Frequently Asked Questions - Conservation
- Why do we need to conserve water?
- How is conservation reflected in my water rates?
- Does saving water in the home really make a difference?
- How much do I need to water my lawn to keep it green?
- Does the Sammamish Plateau Water and Sewer District offer water conservation rebates?
Why do we need to conserve water?
It is important to protect and conserve water because it is a precious, limited resource. Customers use water for basic necessities such as sanitation and cooking, and also for discretionary uses such as lawn watering, car washing and filling swimming pools. Water utilities must remain within certain legal limits as to how much water they can draw from their supply sources. Increased population pressures place a greater demand on water resources. Conserving water means more water is available in the environment for fish and wildlife. Using water wisely ensures that we have a sufficient water supply for ourselves and for future generations.
How is conservation reflected in my water rates?
The District utilizes a conservation based rate structure. Customers pay a base rate, and then are billed for consumption in four rate blocks. The price per unit of consumption increases as users consume more water and move into the higher rate blocks. The pricing and rate structure are designed to ensure efficient use and to minimize water waste.
Does saving water in the home really make a difference?
Water conservation in the home can help you save both water and money. Fixing a leaky faucet can save up to 300 gallons per month. Running your clothes washer and dishwasher only when they are full can save up to 1,000 gallons per month.

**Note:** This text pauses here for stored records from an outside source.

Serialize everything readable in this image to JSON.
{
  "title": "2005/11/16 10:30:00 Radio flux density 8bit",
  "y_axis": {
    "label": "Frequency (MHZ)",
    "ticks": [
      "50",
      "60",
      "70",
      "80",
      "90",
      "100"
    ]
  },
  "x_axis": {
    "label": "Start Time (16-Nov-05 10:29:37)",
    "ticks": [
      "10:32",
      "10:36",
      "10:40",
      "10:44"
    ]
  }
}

Installing a water efficient showerhead can save up to 750 gallons a month. Repairing a toilet leak can save up to 1,000 gallons per month. Shorten you shower by a minute or two can save up to 150 gallons per month. High efficiency toilets of 1.28 gallons per flush can save you over 4,000 gallons per year. Small changes can equal big savings! (Sources: Water Use it Wisely, U.S. EPA WaterSense Program.)

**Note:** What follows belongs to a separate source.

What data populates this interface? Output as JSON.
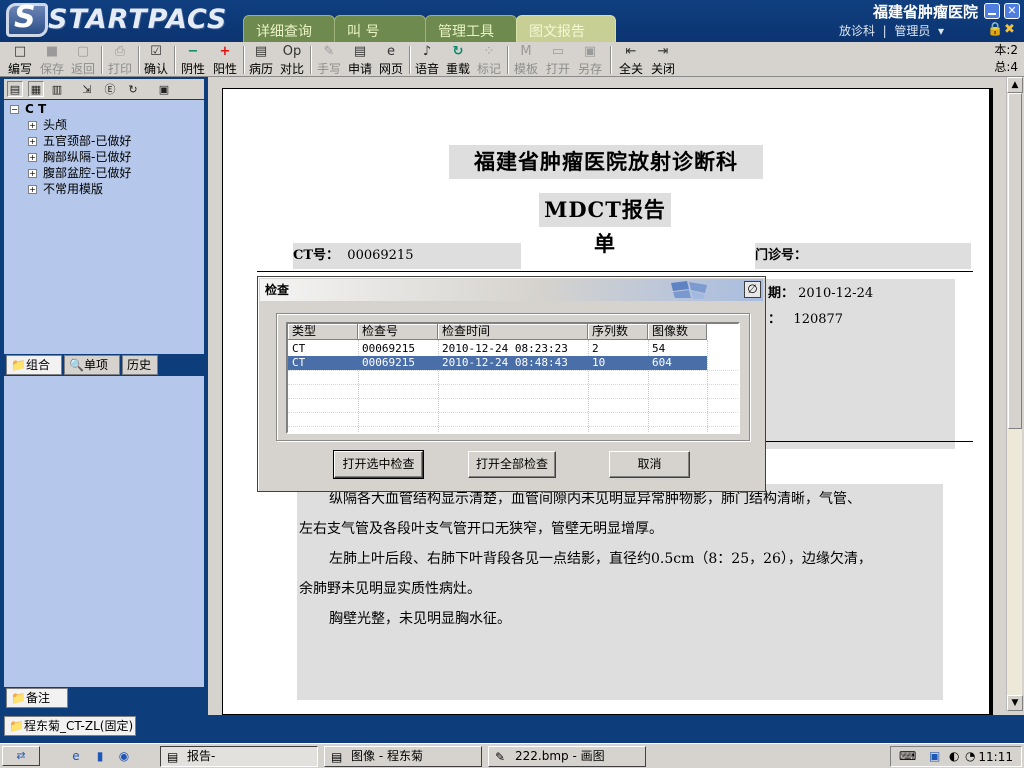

How much do I need to water my lawn to keep it green?
Most lawn areas need only 1" of water a week to stay healthy. Water your lawn early in the morning or late at night, since most water applied during the heat of the day will be lost due to evaporation. Avoid watering pavement areas, since this is water (and money) down the drain. Water in short, repeated intervals to minimize runoff. Water deeply, but infrequently, since short daily watering can lead to shallow root systems in your lawn. Most dormant summer lawns will revive with the winter rains. Many lawn problems are caused by poor soil structure beneath the turf layer. Consider an annual aeration, topdressing and overseeding program to enhance your turf soil structure and reduce compaction. Top
Does the Sammamish Plateau Water and Sewer District offer water conservation rebates?
The District offers rebates through its partnership with the Cascade Water Alliance for water efficient clothes washers, WaterSense toilets, and landscape irrigation components. You can find out more about the water conservation rebates by going to www.cascadewater.org.